[Entries from a dataset of interfaces]
━━━━━━
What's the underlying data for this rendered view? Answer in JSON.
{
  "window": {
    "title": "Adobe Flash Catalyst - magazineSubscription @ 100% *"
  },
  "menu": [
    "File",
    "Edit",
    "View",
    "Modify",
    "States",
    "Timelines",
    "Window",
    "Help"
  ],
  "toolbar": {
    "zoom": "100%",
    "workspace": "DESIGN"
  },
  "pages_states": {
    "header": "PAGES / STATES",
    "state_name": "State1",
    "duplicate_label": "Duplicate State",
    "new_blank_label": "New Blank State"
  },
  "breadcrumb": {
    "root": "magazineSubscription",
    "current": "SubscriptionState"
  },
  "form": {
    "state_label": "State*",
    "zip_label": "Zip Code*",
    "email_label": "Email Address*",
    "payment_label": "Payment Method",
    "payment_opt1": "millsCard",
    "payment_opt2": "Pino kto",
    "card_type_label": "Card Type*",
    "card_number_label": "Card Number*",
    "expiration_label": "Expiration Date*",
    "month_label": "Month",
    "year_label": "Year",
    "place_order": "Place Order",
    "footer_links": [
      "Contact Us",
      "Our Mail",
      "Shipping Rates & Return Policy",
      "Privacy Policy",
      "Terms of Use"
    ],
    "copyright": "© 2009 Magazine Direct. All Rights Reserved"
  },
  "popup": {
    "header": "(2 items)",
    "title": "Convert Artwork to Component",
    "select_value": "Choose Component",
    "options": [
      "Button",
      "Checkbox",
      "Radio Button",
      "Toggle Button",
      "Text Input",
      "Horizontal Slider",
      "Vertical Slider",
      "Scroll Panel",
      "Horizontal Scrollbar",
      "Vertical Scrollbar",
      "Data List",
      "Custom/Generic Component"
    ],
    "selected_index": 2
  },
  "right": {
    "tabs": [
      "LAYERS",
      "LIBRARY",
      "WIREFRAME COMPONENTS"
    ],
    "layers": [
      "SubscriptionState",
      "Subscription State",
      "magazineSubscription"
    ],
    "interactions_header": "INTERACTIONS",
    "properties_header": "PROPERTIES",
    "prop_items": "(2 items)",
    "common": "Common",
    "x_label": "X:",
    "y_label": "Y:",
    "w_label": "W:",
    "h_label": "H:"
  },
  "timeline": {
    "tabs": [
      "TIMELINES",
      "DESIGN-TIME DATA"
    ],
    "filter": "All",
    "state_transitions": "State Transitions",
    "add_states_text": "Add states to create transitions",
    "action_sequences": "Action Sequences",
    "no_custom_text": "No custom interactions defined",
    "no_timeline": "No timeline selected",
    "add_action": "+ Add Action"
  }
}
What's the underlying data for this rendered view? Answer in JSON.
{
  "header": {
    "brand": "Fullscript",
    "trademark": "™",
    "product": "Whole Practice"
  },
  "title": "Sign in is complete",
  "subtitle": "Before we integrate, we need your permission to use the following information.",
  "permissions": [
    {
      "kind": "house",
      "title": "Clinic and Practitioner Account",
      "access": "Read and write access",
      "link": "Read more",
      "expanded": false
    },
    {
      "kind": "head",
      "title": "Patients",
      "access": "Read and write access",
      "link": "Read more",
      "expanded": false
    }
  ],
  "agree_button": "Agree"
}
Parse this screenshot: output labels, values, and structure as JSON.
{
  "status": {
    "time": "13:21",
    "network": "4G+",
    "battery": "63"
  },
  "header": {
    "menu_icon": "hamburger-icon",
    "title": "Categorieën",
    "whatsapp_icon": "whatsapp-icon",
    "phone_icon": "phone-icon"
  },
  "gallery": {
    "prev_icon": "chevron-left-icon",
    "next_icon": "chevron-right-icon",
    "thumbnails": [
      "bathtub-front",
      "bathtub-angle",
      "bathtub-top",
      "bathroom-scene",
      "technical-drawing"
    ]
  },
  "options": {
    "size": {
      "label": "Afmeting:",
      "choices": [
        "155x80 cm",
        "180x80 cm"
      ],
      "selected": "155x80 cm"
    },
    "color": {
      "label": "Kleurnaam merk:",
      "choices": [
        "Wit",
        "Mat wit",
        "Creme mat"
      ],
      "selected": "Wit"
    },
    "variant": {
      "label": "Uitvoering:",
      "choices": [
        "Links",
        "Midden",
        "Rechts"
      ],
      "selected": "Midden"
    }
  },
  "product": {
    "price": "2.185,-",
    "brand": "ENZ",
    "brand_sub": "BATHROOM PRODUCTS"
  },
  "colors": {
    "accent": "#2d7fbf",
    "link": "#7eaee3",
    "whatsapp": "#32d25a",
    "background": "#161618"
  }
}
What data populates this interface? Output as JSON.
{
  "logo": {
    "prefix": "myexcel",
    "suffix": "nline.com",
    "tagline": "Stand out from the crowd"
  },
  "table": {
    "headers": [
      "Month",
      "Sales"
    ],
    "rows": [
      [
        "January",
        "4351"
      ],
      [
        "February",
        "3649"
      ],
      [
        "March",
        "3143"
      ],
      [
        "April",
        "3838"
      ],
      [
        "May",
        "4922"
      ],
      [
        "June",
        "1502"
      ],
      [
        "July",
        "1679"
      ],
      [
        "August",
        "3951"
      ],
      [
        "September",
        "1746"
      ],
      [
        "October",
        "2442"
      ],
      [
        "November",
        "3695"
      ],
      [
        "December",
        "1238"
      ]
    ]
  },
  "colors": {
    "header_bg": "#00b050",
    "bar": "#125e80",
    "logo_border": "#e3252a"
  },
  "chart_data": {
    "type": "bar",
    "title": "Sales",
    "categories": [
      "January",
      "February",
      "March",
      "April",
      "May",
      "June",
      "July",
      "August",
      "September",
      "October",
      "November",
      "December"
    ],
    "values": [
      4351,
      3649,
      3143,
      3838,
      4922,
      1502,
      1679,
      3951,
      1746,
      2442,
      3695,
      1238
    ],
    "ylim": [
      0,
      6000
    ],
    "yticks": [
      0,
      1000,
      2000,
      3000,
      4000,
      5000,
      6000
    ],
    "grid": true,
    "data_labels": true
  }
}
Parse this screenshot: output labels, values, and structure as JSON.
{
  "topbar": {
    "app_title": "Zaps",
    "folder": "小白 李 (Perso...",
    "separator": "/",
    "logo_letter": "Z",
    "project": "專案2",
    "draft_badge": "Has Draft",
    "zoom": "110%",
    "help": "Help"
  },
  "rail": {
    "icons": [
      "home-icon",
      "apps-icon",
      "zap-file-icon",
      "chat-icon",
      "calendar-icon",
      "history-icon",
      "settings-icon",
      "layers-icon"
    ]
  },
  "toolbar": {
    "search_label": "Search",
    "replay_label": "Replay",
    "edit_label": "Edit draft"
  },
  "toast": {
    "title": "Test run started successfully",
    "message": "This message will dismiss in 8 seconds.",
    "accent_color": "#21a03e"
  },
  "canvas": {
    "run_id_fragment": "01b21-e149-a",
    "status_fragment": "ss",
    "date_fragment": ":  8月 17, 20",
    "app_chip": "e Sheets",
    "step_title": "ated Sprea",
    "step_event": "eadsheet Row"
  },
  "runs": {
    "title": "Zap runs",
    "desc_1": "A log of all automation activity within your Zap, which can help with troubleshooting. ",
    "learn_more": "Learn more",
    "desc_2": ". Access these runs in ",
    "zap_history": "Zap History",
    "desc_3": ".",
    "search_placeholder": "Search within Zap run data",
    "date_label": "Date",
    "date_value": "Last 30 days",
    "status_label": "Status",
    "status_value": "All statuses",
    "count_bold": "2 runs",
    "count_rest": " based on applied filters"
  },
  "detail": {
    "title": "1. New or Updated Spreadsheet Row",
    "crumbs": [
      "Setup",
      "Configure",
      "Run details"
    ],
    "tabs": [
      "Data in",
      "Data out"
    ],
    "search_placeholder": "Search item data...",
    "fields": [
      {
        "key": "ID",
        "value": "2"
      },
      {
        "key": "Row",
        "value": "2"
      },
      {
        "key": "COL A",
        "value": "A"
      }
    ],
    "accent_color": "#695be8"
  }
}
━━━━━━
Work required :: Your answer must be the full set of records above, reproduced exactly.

Response to the task ::
What's the underlying data for this rendered view? Answer in JSON.
{
  "window": {
    "title": "Adobe Flash Catalyst - magazineSubscription @ 100% *"
  },
  "menu": [
    "File",
    "Edit",
    "View",
    "Modify",
    "States",
    "Timelines",
    "Window",
    "Help"
  ],
  "toolbar": {
    "zoom": "100%",
    "workspace": "DESIGN"
  },
  "pages_states": {
    "header": "PAGES / STATES",
    "state_name": "State1",
    "duplicate_label": "Duplicate State",
    "new_blank_label": "New Blank State"
  },
  "breadcrumb": {
    "root": "magazineSubscription",
    "current": "SubscriptionState"
  },
  "form": {
    "state_label": "State*",
    "zip_label": "Zip Code*",
    "email_label": "Email Address*",
    "payment_label": "Payment Method",
    "payment_opt1": "millsCard",
    "payment_opt2": "Pino kto",
    "card_type_label": "Card Type*",
    "card_number_label": "Card Number*",
    "expiration_label": "Expiration Date*",
    "month_label": "Month",
    "year_label": "Year",
    "place_order": "Place Order",
    "footer_links": [
      "Contact Us",
      "Our Mail",
      "Shipping Rates & Return Policy",
      "Privacy Policy",
      "Terms of Use"
    ],
    "copyright": "© 2009 Magazine Direct. All Rights Reserved"
  },
  "popup": {
    "header": "(2 items)",
    "title": "Convert Artwork to Component",
    "select_value": "Choose Component",
    "options": [
      "Button",
      "Checkbox",
      "Radio Button",
      "Toggle Button",
      "Text Input",
      "Horizontal Slider",
      "Vertical Slider",
      "Scroll Panel",
      "Horizontal Scrollbar",
      "Vertical Scrollbar",
      "Data List",
      "Custom/Generic Component"
    ],
    "selected_index": 2
  },
  "right": {
    "tabs": [
      "LAYERS",
      "LIBRARY",
      "WIREFRAME COMPONENTS"
    ],
    "layers": [
      "SubscriptionState",
      "Subscription State",
      "magazineSubscription"
    ],
    "interactions_header": "INTERACTIONS",
    "properties_header": "PROPERTIES",
    "prop_items": "(2 items)",
    "common": "Common",
    "x_label": "X:",
    "y_label": "Y:",
    "w_label": "W:",
    "h_label": "H:"
  },
  "timeline": {
    "tabs": [
      "TIMELINES",
      "DESIGN-TIME DATA"
    ],
    "filter": "All",
    "state_transitions": "State Transitions",
    "add_states_text": "Add states to create transitions",
    "action_sequences": "Action Sequences",
    "no_custom_text": "No custom interactions defined",
    "no_timeline": "No timeline selected",
    "add_action": "+ Add Action"
  }
}
What's the underlying data for this rendered view? Answer in JSON.
{
  "header": {
    "brand": "Fullscript",
    "trademark": "™",
    "product": "Whole Practice"
  },
  "title": "Sign in is complete",
  "subtitle": "Before we integrate, we need your permission to use the following information.",
  "permissions": [
    {
      "kind": "house",
      "title": "Clinic and Practitioner Account",
      "access": "Read and write access",
      "link": "Read more",
      "expanded": false
    },
    {
      "kind": "head",
      "title": "Patients",
      "access": "Read and write access",
      "link": "Read more",
      "expanded": false
    }
  ],
  "agree_button": "Agree"
}
Parse this screenshot: output labels, values, and structure as JSON.
{
  "status": {
    "time": "13:21",
    "network": "4G+",
    "battery": "63"
  },
  "header": {
    "menu_icon": "hamburger-icon",
    "title": "Categorieën",
    "whatsapp_icon": "whatsapp-icon",
    "phone_icon": "phone-icon"
  },
  "gallery": {
    "prev_icon": "chevron-left-icon",
    "next_icon": "chevron-right-icon",
    "thumbnails": [
      "bathtub-front",
      "bathtub-angle",
      "bathtub-top",
      "bathroom-scene",
      "technical-drawing"
    ]
  },
  "options": {
    "size": {
      "label": "Afmeting:",
      "choices": [
        "155x80 cm",
        "180x80 cm"
      ],
      "selected": "155x80 cm"
    },
    "color": {
      "label": "Kleurnaam merk:",
      "choices": [
        "Wit",
        "Mat wit",
        "Creme mat"
      ],
      "selected": "Wit"
    },
    "variant": {
      "label": "Uitvoering:",
      "choices": [
        "Links",
        "Midden",
        "Rechts"
      ],
      "selected": "Midden"
    }
  },
  "product": {
    "price": "2.185,-",
    "brand": "ENZ",
    "brand_sub": "BATHROOM PRODUCTS"
  },
  "colors": {
    "accent": "#2d7fbf",
    "link": "#7eaee3",
    "whatsapp": "#32d25a",
    "background": "#161618"
  }
}
What data populates this interface? Output as JSON.
{
  "logo": {
    "prefix": "myexcel",
    "suffix": "nline.com",
    "tagline": "Stand out from the crowd"
  },
  "table": {
    "headers": [
      "Month",
      "Sales"
    ],
    "rows": [
      [
        "January",
        "4351"
      ],
      [
        "February",
        "3649"
      ],
      [
        "March",
        "3143"
      ],
      [
        "April",
        "3838"
      ],
      [
        "May",
        "4922"
      ],
      [
        "June",
        "1502"
      ],
      [
        "July",
        "1679"
      ],
      [
        "August",
        "3951"
      ],
      [
        "September",
        "1746"
      ],
      [
        "October",
        "2442"
      ],
      [
        "November",
        "3695"
      ],
      [
        "December",
        "1238"
      ]
    ]
  },
  "colors": {
    "header_bg": "#00b050",
    "bar": "#125e80",
    "logo_border": "#e3252a"
  },
  "chart_data": {
    "type": "bar",
    "title": "Sales",
    "categories": [
      "January",
      "February",
      "March",
      "April",
      "May",
      "June",
      "July",
      "August",
      "September",
      "October",
      "November",
      "December"
    ],
    "values": [
      4351,
      3649,
      3143,
      3838,
      4922,
      1502,
      1679,
      3951,
      1746,
      2442,
      3695,
      1238
    ],
    "ylim": [
      0,
      6000
    ],
    "yticks": [
      0,
      1000,
      2000,
      3000,
      4000,
      5000,
      6000
    ],
    "grid": true,
    "data_labels": true
  }
}
Parse this screenshot: output labels, values, and structure as JSON.
{
  "topbar": {
    "app_title": "Zaps",
    "folder": "小白 李 (Perso...",
    "separator": "/",
    "logo_letter": "Z",
    "project": "專案2",
    "draft_badge": "Has Draft",
    "zoom": "110%",
    "help": "Help"
  },
  "rail": {
    "icons": [
      "home-icon",
      "apps-icon",
      "zap-file-icon",
      "chat-icon",
      "calendar-icon",
      "history-icon",
      "settings-icon",
      "layers-icon"
    ]
  },
  "toolbar": {
    "search_label": "Search",
    "replay_label": "Replay",
    "edit_label": "Edit draft"
  },
  "toast": {
    "title": "Test run started successfully",
    "message": "This message will dismiss in 8 seconds.",
    "accent_color": "#21a03e"
  },
  "canvas": {
    "run_id_fragment": "01b21-e149-a",
    "status_fragment": "ss",
    "date_fragment": ":  8月 17, 20",
    "app_chip": "e Sheets",
    "step_title": "ated Sprea",
    "step_event": "eadsheet Row"
  },
  "runs": {
    "title": "Zap runs",
    "desc_1": "A log of all automation activity within your Zap, which can help with troubleshooting. ",
    "learn_more": "Learn more",
    "desc_2": ". Access these runs in ",
    "zap_history": "Zap History",
    "desc_3": ".",
    "search_placeholder": "Search within Zap run data",
    "date_label": "Date",
    "date_value": "Last 30 days",
    "status_label": "Status",
    "status_value": "All statuses",
    "count_bold": "2 runs",
    "count_rest": " based on applied filters"
  },
  "detail": {
    "title": "1. New or Updated Spreadsheet Row",
    "crumbs": [
      "Setup",
      "Configure",
      "Run details"
    ],
    "tabs": [
      "Data in",
      "Data out"
    ],
    "search_placeholder": "Search item data...",
    "fields": [
      {
        "key": "ID",
        "value": "2"
      },
      {
        "key": "Row",
        "value": "2"
      },
      {
        "key": "COL A",
        "value": "A"
      }
    ],
    "accent_color": "#695be8"
  }
}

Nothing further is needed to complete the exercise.